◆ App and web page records
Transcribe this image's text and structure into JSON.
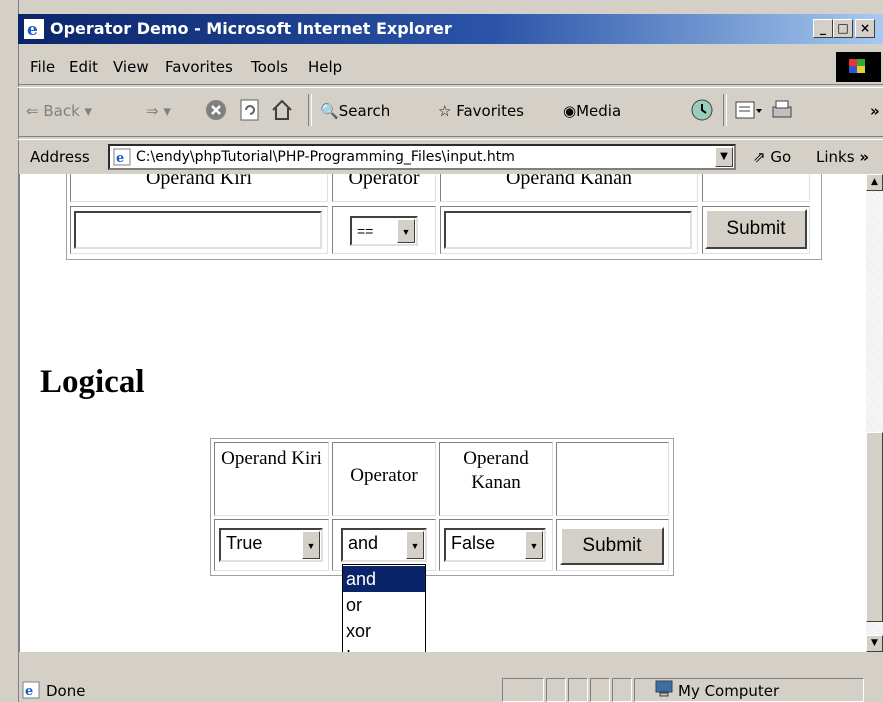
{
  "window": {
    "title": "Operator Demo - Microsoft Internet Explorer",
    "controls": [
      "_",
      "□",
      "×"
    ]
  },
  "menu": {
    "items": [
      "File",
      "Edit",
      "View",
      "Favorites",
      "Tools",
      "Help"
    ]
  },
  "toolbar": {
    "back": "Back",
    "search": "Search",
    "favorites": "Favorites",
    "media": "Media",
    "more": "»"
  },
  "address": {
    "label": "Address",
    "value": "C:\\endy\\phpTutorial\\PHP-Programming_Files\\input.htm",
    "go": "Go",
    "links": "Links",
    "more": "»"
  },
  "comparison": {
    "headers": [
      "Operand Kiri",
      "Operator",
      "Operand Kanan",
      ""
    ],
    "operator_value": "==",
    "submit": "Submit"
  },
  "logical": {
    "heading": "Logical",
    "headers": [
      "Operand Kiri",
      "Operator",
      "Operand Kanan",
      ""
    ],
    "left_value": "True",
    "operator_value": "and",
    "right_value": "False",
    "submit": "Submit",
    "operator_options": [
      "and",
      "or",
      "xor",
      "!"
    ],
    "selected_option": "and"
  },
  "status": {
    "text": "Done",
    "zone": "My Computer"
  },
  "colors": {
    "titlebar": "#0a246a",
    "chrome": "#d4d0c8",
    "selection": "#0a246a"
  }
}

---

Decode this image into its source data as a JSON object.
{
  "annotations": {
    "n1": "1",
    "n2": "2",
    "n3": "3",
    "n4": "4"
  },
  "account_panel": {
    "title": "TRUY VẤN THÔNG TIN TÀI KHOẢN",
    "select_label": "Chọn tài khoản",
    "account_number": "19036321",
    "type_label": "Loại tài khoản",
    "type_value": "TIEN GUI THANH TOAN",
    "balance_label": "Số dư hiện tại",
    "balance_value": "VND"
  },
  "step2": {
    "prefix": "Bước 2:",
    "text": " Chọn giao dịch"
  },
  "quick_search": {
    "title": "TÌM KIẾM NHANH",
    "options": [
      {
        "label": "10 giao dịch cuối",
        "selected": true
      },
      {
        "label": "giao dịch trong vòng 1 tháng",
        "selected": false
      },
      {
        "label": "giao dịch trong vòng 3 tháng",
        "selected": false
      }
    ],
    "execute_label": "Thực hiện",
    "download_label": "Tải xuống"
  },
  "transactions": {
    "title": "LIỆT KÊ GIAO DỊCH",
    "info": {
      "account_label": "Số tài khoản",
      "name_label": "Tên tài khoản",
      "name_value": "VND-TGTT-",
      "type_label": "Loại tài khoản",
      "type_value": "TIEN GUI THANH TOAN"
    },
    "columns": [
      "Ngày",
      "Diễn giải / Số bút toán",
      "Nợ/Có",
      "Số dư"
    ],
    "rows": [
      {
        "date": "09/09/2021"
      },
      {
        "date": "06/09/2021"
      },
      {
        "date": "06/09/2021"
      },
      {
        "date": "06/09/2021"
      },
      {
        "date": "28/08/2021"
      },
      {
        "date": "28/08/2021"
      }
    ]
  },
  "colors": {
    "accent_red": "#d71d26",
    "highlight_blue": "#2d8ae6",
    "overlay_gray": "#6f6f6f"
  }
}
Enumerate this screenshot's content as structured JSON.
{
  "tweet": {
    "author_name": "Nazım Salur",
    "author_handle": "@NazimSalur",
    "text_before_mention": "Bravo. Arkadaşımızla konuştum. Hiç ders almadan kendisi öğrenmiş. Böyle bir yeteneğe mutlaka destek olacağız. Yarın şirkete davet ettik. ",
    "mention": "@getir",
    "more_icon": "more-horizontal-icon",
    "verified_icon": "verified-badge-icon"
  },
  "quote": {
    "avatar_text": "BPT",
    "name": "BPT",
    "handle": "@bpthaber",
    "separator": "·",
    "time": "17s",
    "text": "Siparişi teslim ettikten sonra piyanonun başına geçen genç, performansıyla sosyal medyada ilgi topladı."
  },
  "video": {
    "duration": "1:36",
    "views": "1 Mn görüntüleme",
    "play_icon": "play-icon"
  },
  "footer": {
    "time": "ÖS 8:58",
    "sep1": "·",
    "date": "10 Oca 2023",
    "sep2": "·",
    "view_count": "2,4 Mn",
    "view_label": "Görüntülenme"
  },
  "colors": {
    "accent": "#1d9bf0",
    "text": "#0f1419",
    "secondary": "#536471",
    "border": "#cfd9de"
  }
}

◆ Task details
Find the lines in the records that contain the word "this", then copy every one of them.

◆ The completed task
Transcribe this image's text and structure into JSON.
Decode this image into its source data as a JSON object.
Enumerate this screenshot's content as structured JSON.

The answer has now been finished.